Reproduce, from the line containing "Parse this screenshot: output" to the last line of the material, every line exactly.

*** Opening of SUPPLIED DATA ***

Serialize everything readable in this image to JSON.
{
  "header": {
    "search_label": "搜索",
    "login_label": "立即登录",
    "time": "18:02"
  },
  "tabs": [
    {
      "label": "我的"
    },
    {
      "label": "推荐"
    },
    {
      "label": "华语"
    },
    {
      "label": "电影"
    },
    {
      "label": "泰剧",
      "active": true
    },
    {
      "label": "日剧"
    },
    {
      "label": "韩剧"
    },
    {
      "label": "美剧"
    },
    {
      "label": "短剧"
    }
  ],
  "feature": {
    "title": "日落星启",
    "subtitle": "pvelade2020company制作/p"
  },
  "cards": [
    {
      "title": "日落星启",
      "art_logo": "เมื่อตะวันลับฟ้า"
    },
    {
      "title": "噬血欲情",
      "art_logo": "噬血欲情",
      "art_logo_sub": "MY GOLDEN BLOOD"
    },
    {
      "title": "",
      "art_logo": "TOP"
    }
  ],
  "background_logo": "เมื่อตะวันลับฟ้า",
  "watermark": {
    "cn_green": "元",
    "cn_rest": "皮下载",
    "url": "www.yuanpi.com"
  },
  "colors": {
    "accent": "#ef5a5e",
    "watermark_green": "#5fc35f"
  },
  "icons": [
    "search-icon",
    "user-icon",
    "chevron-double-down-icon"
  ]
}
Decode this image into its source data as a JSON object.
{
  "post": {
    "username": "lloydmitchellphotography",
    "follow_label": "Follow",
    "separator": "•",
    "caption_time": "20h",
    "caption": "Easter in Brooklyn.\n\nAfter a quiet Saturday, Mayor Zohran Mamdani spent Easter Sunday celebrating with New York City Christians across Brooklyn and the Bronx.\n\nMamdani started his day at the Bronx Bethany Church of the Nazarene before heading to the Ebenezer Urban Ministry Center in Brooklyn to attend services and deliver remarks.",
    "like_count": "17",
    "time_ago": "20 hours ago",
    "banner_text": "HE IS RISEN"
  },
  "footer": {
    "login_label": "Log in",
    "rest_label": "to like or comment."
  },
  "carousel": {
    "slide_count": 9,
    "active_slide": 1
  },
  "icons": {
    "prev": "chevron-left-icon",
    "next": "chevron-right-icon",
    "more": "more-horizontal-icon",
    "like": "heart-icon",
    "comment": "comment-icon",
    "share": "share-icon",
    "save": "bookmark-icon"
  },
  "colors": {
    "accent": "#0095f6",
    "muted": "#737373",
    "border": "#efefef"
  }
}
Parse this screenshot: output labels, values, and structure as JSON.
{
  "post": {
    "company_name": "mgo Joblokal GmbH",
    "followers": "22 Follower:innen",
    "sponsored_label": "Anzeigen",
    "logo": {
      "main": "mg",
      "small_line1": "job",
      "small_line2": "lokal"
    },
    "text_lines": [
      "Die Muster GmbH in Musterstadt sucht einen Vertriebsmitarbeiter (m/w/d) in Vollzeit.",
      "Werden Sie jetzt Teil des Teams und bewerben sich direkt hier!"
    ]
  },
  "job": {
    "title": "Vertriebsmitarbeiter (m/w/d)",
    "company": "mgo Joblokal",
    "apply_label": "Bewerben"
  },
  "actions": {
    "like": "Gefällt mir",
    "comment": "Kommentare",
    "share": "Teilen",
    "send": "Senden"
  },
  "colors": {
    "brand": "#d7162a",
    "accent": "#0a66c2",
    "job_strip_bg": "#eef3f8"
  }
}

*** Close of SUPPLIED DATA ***

| RESPONSE TO THIS TASK |
Parse this screenshot: output labels, values, and structure as JSON.
{
  "post": {
    "company_name": "mgo Joblokal GmbH",
    "followers": "22 Follower:innen",
    "sponsored_label": "Anzeigen",
    "logo": {
      "main": "mg",
      "small_line1": "job",
      "small_line2": "lokal"
    },
    "text_lines": [
      "Die Muster GmbH in Musterstadt sucht einen Vertriebsmitarbeiter (m/w/d) in Vollzeit.",
      "Werden Sie jetzt Teil des Teams und bewerben sich direkt hier!"
    ]
  },
  "job": {
    "title": "Vertriebsmitarbeiter (m/w/d)",
    "company": "mgo Joblokal",
    "apply_label": "Bewerben"
  },
  "actions": {
    "like": "Gefällt mir",
    "comment": "Kommentare",
    "share": "Teilen",
    "send": "Senden"
  },
  "colors": {
    "brand": "#d7162a",
    "accent": "#0a66c2",
    "job_strip_bg": "#eef3f8"
  }
}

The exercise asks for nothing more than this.